BEGIN Provided data

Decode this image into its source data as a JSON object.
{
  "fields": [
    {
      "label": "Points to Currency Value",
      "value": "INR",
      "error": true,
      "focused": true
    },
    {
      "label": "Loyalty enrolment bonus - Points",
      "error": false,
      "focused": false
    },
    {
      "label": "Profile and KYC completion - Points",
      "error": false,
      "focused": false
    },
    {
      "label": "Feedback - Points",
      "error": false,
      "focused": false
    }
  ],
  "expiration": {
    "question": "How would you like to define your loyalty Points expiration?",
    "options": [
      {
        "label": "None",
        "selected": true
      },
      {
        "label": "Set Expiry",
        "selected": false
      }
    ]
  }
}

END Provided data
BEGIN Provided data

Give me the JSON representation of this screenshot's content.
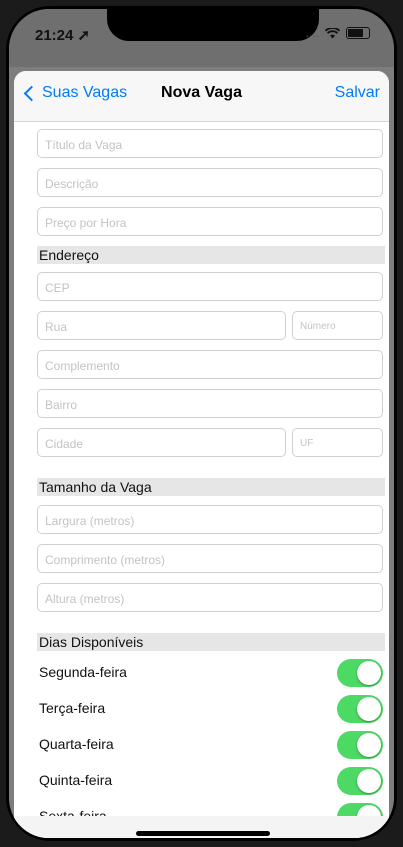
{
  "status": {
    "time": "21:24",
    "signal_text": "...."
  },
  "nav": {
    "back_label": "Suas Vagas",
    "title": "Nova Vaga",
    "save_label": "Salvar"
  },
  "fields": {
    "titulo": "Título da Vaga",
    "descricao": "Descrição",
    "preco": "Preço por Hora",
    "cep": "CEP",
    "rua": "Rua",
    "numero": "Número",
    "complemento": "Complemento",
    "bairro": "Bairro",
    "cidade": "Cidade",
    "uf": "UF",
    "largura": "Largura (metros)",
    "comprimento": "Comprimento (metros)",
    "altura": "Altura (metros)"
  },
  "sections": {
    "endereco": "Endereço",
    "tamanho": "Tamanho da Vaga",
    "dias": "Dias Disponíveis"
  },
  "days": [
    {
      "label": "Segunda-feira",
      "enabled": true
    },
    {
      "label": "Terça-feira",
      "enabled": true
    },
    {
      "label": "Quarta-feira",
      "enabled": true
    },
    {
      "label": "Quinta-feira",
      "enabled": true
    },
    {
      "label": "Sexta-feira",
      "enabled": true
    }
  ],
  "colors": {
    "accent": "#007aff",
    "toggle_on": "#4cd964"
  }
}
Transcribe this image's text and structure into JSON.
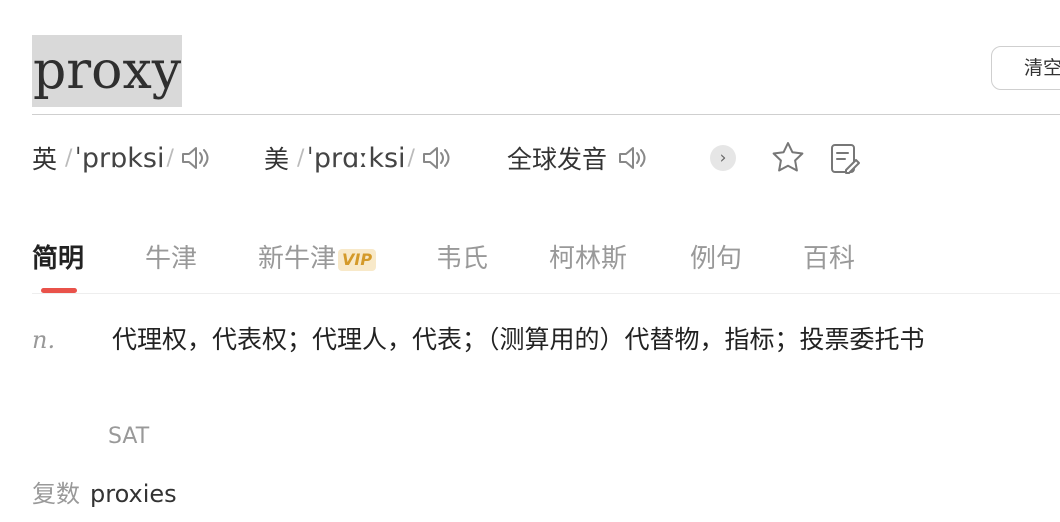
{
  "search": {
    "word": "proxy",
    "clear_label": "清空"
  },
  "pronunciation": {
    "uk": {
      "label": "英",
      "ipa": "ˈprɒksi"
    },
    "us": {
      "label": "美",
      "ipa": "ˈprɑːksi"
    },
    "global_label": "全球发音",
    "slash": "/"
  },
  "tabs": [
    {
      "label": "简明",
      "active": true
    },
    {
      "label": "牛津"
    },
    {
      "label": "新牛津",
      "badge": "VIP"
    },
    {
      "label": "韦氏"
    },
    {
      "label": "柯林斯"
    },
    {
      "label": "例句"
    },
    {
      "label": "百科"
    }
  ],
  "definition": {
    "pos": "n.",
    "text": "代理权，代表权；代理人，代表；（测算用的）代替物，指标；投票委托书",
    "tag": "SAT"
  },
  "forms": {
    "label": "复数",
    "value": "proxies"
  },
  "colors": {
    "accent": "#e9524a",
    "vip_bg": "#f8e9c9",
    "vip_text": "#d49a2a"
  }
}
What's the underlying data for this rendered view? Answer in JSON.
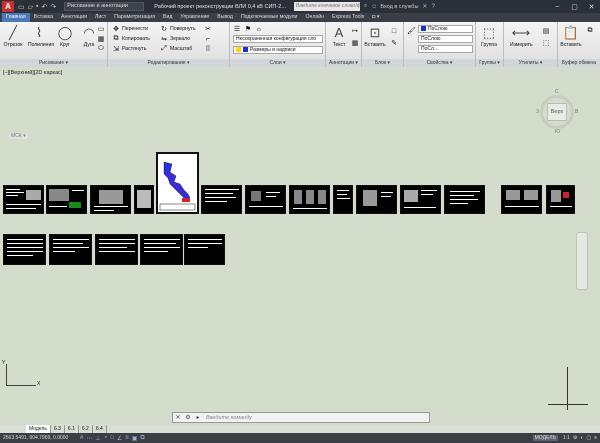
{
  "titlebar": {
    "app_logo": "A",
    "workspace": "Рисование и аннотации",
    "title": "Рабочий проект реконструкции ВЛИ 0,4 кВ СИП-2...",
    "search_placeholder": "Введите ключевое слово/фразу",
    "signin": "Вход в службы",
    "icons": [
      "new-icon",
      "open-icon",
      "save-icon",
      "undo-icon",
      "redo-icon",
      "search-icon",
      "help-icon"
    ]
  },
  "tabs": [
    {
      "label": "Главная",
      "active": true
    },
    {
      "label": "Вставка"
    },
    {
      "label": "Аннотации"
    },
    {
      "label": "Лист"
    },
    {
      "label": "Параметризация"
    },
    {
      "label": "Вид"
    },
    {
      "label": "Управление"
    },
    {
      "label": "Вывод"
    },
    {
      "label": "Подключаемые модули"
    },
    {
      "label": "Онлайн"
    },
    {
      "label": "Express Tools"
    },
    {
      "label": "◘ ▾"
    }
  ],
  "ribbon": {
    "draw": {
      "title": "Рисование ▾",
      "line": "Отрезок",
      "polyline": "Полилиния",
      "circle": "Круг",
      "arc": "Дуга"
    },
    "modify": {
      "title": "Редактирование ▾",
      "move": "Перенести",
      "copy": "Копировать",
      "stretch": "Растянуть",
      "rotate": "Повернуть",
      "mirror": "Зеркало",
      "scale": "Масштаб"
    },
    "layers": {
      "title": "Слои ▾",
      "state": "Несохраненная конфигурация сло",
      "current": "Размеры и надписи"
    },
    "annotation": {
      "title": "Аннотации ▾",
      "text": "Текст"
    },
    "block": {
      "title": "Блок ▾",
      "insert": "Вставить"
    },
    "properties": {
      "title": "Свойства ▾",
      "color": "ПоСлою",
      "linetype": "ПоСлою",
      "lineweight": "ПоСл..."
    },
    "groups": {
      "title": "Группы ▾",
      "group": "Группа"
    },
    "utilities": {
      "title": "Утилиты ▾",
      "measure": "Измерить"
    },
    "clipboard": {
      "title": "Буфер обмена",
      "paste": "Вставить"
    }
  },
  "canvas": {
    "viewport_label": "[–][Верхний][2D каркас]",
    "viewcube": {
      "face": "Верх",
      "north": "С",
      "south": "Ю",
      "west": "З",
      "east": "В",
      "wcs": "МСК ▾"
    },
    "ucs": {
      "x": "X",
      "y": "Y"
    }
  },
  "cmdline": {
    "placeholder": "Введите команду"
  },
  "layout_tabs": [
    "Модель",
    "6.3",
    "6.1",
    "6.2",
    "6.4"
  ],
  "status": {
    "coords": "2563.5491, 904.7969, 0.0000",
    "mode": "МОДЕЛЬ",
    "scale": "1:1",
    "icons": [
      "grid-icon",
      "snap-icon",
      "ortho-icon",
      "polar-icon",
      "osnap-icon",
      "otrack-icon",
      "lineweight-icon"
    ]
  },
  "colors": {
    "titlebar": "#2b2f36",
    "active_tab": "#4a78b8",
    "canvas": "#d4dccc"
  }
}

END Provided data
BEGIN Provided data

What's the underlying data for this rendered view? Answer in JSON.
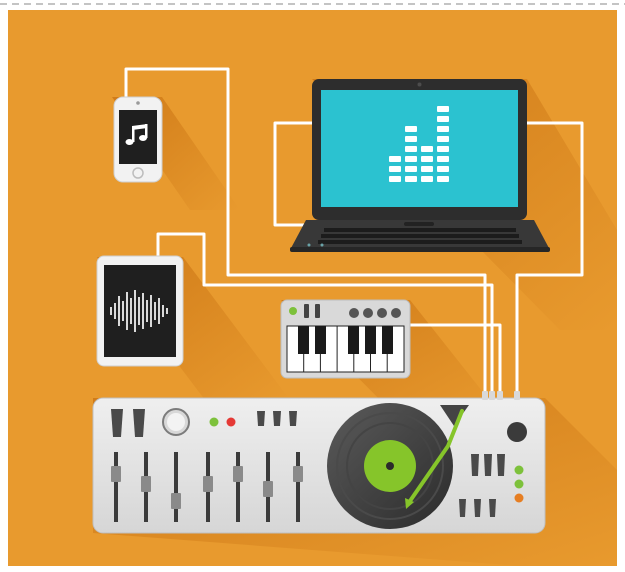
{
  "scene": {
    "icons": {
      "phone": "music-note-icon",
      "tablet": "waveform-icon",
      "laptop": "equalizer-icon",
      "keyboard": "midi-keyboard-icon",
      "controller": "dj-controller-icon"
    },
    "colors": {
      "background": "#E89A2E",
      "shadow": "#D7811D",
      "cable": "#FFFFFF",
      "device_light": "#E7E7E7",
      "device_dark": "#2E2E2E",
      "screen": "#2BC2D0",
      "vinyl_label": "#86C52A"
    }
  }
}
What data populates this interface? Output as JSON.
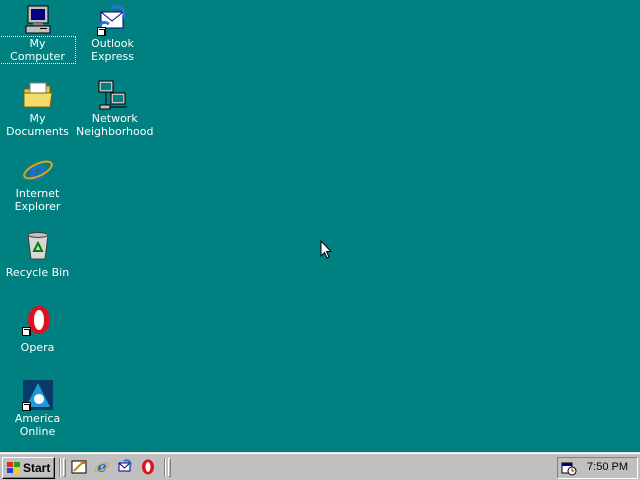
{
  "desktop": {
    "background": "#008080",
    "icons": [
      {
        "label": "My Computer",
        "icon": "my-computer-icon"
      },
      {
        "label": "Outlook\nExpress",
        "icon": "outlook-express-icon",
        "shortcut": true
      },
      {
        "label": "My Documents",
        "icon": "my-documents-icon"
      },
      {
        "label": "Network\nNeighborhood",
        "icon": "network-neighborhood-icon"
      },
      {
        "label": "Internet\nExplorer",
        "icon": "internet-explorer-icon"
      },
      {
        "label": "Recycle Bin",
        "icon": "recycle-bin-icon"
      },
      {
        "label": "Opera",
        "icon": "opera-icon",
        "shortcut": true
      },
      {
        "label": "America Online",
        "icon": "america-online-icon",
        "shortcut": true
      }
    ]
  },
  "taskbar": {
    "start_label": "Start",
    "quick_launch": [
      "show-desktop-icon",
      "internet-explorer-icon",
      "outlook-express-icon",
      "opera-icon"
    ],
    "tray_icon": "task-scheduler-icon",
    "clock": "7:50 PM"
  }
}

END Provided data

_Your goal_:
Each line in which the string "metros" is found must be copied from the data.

_Expected answer_:
    "largura": "Largura (metros)",
    "comprimento": "Comprimento (metros)",
    "altura": "Altura (metros)"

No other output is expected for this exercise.